drawing on articles from the forthcoming
Global Corruption Report: Education.
Since kindergarten he’s received about half the amount of school days that are dictated by law, because his teachers often don’t show up for class – and when they do, they arrive late. He is a bright boy, but there’s little chance he’ll one day be able to compete for jobs in Honduras, or around the world, when he only learns half the arithmetic, half the reading, and half the writing that he is supposed to.
Betsai’s problem is replicated all over Honduras, where the average number of school days from 2000-2010 was just 125, instead of the 200 required by law. This problem is already producing frightening results: Honduras spends the highest percentage of its GDP on education in the region, but has the second lowest test scores.
The anti-corruption coalition Transformemos Honduras (TH), which is led by the Asociación para una Sociedad más Justa – Transparency International’s chapter in Honduras – is trying to change this, and it is seeing results.
Starting in 2010, TH investigated corruption and negligence, including teacher absenteeism, in the Honduran public education system, published the results in the media, and equipped Honduran parents to get involved in their children’s education by asking them to count the number of days that their children receive classes, among other indicators.
At first, the government was slow to respond, but in February 2012, in part due to pressure from TH, the Honduran President named a new Minister of Education.
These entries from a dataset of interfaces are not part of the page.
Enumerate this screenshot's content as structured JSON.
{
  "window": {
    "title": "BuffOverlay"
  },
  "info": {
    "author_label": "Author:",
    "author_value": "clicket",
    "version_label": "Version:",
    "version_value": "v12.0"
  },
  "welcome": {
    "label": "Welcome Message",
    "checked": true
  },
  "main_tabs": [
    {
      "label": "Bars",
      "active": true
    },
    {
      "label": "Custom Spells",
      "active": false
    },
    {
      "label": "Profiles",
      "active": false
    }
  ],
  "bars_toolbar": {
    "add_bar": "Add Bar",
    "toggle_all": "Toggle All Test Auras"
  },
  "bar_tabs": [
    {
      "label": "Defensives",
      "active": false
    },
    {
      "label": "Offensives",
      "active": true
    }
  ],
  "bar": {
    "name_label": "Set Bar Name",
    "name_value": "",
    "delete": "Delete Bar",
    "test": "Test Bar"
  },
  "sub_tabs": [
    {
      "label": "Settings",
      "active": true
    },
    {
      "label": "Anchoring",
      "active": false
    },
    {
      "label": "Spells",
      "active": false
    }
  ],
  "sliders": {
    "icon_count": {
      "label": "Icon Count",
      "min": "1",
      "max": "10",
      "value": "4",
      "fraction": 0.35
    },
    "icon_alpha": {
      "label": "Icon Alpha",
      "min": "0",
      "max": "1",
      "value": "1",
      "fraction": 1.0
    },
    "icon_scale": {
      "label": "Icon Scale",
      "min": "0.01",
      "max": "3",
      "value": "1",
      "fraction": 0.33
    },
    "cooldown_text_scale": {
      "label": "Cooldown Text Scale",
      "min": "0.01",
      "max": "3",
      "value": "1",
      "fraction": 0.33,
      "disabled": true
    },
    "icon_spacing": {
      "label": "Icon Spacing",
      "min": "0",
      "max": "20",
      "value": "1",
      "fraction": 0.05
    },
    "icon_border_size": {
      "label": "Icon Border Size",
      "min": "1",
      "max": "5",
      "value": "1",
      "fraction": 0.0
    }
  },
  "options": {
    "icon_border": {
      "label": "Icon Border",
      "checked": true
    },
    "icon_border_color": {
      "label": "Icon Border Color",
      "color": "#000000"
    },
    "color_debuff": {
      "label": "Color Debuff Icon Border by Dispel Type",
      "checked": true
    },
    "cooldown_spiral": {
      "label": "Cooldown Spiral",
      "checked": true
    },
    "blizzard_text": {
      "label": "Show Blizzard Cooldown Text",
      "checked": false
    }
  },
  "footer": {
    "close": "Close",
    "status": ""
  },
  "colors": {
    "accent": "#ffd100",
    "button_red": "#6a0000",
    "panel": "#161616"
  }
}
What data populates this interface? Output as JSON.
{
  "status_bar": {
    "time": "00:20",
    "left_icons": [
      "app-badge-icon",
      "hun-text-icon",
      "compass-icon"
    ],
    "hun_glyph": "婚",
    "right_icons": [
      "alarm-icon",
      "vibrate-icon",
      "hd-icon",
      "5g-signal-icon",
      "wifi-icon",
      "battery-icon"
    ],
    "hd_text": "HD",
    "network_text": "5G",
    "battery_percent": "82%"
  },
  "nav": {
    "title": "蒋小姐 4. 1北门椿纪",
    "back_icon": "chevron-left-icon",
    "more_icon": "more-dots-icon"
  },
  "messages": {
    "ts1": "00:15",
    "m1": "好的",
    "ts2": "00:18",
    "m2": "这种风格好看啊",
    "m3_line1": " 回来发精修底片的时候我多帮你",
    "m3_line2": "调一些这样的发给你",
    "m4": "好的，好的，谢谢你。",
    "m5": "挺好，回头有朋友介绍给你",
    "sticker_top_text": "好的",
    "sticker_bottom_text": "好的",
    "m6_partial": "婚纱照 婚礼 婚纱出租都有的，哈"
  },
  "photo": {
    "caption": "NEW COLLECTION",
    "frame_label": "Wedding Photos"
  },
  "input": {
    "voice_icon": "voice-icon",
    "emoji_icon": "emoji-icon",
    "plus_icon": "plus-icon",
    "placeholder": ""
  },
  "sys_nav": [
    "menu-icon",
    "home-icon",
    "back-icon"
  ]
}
He came in ready to take on the education system and asked TH to ally with him in the fight against corruption.
The Minister required all teachers to use an online system to register that they are in their classrooms, and 59,788 of the country’s 60,000 teachers have already done so. He’s also become strict on teachers missing classes. If they miss more than three days without justification, they are called to a hearing and can be fired.
Recently, Betsai’s grandmother (wearing glasses in the photo), who is in charge of monitoring the number of days that teachers give classes at his school, reported how things were going, “Oh my goodness! You should see the school this year. It’s completely different. Teachers show up on time, and they’re teaching on Saturdays, just like they’re supposed to.”
This year, Honduras’ public school system has scheduled 216 school days, and so far, only three have been missed – putting schools on track to provide more than 200 school days for the first time in a decade.
TH is not just focused on the number of days teachers are in the classroom; it is also working with the government and parents to ensure education quality. It is auditing teacher qualifications and testing. It also publicised a suppressed government report on illegal teacher pay bonuses and is investigating teachers on the payroll who are not in the classroom.
Together parents and students, government officials, and TH are working towards a more transparent and efficient education system.